Harrisonburg City Council will meet this afternoon for its second work session dedicated to deciding how to allocate $23.8 million from the federal American Rescue Plan Act.
City staff have assembled three draft roadmaps for the spending, according to city documents.
All three of the drafts include $1.3 million for the construction of a homeless shelter, $1.2 million in premium pay for essential city workers, $1.5 million for replacement of a kids castle at Purcell Park, $1.375 million for a splash pad at Ralph Sampson Park and $100,000 for an ARPA grants program manager position, according to city documents about the city’s first batch of $11.9 million received from ARPA in May.
Some differences between the plans for the first batch of funding include $4.9 million for construction of a new Fire Station 5, $369,500 for improvements to the Westover Skate Park, and a sliding scale of $42,047, $1.17 million or $3.3 million for development of the Smithland Athletic Complex, according to city documents.
The plan that calls for $1.17 million of the first batch of ARPA funds for Smithland would also be matched by $1.68 million in ARPA funds from the second batch, while the $42,047 for the complex would be matched by $1.3 million in another draft plan, according to city documents.
The city is slated to receive its next allotment of ARPA funds in May, according to city documents.
Not included with a dollar amount in the draft plans but brought up by City Council in the last work session are improvements to the Northeast neighborhood, broadband, child care, community violence intervention, housing, and the Harrisonburg Rescue Squad, according to city documents.
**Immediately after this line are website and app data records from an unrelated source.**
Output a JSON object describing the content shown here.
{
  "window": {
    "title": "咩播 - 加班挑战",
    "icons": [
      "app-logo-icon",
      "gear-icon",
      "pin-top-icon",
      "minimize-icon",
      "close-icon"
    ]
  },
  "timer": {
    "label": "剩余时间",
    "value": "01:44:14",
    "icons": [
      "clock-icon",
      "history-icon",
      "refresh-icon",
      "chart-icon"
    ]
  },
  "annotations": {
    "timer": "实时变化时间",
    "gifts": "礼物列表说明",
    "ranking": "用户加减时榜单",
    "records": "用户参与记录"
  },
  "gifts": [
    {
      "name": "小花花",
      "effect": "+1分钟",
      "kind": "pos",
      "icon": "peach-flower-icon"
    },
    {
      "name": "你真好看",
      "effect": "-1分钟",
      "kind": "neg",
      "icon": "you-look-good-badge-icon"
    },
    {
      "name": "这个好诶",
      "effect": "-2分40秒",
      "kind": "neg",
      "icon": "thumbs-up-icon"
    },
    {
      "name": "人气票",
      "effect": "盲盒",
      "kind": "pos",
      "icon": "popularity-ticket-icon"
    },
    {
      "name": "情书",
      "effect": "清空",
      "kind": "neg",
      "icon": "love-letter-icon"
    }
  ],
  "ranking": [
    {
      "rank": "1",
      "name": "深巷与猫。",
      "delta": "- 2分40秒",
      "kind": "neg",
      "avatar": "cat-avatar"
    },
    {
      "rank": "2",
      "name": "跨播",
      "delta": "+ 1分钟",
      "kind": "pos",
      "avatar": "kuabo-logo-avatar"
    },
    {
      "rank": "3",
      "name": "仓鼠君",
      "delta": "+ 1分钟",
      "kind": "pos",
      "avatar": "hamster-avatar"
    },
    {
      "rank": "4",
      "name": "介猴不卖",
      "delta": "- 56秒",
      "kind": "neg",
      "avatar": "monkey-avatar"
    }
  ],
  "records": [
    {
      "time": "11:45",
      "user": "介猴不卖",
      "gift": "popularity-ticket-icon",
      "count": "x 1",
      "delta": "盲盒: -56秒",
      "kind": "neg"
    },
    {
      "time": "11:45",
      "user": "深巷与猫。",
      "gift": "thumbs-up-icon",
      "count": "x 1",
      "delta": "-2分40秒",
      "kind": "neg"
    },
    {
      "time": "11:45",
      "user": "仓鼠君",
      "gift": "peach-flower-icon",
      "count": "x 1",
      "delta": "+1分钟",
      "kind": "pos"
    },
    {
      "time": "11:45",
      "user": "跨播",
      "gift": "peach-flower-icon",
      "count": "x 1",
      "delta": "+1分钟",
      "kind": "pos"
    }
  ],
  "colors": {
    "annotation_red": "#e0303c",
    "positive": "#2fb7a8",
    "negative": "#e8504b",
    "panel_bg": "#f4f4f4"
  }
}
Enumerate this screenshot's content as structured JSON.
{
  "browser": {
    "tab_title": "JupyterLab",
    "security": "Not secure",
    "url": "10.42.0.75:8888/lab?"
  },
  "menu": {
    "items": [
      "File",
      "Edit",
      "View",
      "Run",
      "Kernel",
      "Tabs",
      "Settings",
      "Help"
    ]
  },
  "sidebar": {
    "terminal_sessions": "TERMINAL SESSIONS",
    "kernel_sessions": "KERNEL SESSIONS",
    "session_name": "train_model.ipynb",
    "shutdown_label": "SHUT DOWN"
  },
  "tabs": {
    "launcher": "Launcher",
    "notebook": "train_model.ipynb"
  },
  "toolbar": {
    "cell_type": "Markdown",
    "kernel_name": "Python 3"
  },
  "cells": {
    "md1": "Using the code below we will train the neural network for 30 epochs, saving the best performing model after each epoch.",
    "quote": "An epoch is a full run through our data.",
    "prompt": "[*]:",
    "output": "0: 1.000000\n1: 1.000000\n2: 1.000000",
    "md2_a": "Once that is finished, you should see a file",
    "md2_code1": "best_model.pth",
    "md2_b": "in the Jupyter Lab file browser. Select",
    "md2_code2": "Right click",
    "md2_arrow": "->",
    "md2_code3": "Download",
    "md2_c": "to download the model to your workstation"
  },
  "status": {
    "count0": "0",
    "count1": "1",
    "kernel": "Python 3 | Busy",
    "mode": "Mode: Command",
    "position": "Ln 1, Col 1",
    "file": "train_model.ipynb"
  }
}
Also not included in the draft plans but prioritized by city staff for ARPA funding are $400,000 for an upgrade of the uninterruptible power supply for the Harrisonburg-Rockingham Emergency Communications Center, $500,000 for fencing at Harrison Plaza behind the Public Safety Building downtown, $450,000 for sidewalk improvements between Campbell and Bruce streets along South Main Street, $1 million for COVID-19 business recovery grants and $350,000 for COVID-19 nonprofit recovery grants, and $4.3 million for various water and sewer projects.
The water and sewer projects could be paid for through the bipartisan Infrastructure and Investment Jobs Act, according to city documents. The federal infrastructure bill will provide $1 trillion for various infrastructure projects across the country and was signed into law by President Joe Biden on Nov. 15, according to congressional records.